**MATERIAL FOR THE TASK:**

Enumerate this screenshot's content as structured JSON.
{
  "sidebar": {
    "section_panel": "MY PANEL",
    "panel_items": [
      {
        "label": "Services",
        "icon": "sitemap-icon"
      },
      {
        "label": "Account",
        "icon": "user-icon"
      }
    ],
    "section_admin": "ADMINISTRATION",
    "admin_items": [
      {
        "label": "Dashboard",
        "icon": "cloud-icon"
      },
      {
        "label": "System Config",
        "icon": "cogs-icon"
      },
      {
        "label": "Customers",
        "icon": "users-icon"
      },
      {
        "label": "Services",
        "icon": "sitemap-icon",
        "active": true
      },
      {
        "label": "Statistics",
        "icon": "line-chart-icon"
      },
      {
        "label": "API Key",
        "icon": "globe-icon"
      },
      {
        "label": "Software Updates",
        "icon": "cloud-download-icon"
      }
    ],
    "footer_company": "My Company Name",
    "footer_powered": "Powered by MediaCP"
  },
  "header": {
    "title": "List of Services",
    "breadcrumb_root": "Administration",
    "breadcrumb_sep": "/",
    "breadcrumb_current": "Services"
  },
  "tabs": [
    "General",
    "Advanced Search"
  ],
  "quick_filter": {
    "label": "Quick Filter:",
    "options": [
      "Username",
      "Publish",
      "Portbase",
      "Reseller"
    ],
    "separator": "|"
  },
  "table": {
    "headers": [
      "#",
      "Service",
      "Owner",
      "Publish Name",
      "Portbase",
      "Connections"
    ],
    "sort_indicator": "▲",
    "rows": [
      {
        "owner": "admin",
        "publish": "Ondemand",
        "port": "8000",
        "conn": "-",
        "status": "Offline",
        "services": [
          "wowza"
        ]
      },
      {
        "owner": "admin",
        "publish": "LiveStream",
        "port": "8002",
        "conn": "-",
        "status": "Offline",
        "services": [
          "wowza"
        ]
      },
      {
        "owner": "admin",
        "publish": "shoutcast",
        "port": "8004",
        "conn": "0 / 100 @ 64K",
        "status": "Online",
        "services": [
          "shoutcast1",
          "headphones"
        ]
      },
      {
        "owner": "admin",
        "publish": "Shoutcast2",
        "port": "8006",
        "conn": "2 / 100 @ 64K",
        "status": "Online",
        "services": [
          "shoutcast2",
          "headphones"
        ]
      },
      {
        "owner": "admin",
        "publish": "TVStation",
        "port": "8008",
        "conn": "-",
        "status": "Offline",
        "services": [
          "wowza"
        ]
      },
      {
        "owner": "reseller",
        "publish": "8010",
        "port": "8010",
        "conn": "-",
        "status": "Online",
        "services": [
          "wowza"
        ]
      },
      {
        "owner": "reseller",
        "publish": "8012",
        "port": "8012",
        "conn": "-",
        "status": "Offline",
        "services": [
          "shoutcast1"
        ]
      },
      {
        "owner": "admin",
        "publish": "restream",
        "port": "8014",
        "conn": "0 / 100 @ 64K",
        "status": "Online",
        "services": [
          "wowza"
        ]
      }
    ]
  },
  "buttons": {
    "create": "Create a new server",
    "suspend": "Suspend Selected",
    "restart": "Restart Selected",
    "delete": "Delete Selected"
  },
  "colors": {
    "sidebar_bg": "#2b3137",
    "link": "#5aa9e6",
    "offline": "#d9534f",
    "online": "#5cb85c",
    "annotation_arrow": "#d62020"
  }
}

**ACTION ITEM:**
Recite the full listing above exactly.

**RESULT OF THE EXERCISE:**
Enumerate this screenshot's content as structured JSON.
{
  "sidebar": {
    "section_panel": "MY PANEL",
    "panel_items": [
      {
        "label": "Services",
        "icon": "sitemap-icon"
      },
      {
        "label": "Account",
        "icon": "user-icon"
      }
    ],
    "section_admin": "ADMINISTRATION",
    "admin_items": [
      {
        "label": "Dashboard",
        "icon": "cloud-icon"
      },
      {
        "label": "System Config",
        "icon": "cogs-icon"
      },
      {
        "label": "Customers",
        "icon": "users-icon"
      },
      {
        "label": "Services",
        "icon": "sitemap-icon",
        "active": true
      },
      {
        "label": "Statistics",
        "icon": "line-chart-icon"
      },
      {
        "label": "API Key",
        "icon": "globe-icon"
      },
      {
        "label": "Software Updates",
        "icon": "cloud-download-icon"
      }
    ],
    "footer_company": "My Company Name",
    "footer_powered": "Powered by MediaCP"
  },
  "header": {
    "title": "List of Services",
    "breadcrumb_root": "Administration",
    "breadcrumb_sep": "/",
    "breadcrumb_current": "Services"
  },
  "tabs": [
    "General",
    "Advanced Search"
  ],
  "quick_filter": {
    "label": "Quick Filter:",
    "options": [
      "Username",
      "Publish",
      "Portbase",
      "Reseller"
    ],
    "separator": "|"
  },
  "table": {
    "headers": [
      "#",
      "Service",
      "Owner",
      "Publish Name",
      "Portbase",
      "Connections"
    ],
    "sort_indicator": "▲",
    "rows": [
      {
        "owner": "admin",
        "publish": "Ondemand",
        "port": "8000",
        "conn": "-",
        "status": "Offline",
        "services": [
          "wowza"
        ]
      },
      {
        "owner": "admin",
        "publish": "LiveStream",
        "port": "8002",
        "conn": "-",
        "status": "Offline",
        "services": [
          "wowza"
        ]
      },
      {
        "owner": "admin",
        "publish": "shoutcast",
        "port": "8004",
        "conn": "0 / 100 @ 64K",
        "status": "Online",
        "services": [
          "shoutcast1",
          "headphones"
        ]
      },
      {
        "owner": "admin",
        "publish": "Shoutcast2",
        "port": "8006",
        "conn": "2 / 100 @ 64K",
        "status": "Online",
        "services": [
          "shoutcast2",
          "headphones"
        ]
      },
      {
        "owner": "admin",
        "publish": "TVStation",
        "port": "8008",
        "conn": "-",
        "status": "Offline",
        "services": [
          "wowza"
        ]
      },
      {
        "owner": "reseller",
        "publish": "8010",
        "port": "8010",
        "conn": "-",
        "status": "Online",
        "services": [
          "wowza"
        ]
      },
      {
        "owner": "reseller",
        "publish": "8012",
        "port": "8012",
        "conn": "-",
        "status": "Offline",
        "services": [
          "shoutcast1"
        ]
      },
      {
        "owner": "admin",
        "publish": "restream",
        "port": "8014",
        "conn": "0 / 100 @ 64K",
        "status": "Online",
        "services": [
          "wowza"
        ]
      }
    ]
  },
  "buttons": {
    "create": "Create a new server",
    "suspend": "Suspend Selected",
    "restart": "Restart Selected",
    "delete": "Delete Selected"
  },
  "colors": {
    "sidebar_bg": "#2b3137",
    "link": "#5aa9e6",
    "offline": "#d9534f",
    "online": "#5cb85c",
    "annotation_arrow": "#d62020"
  }
}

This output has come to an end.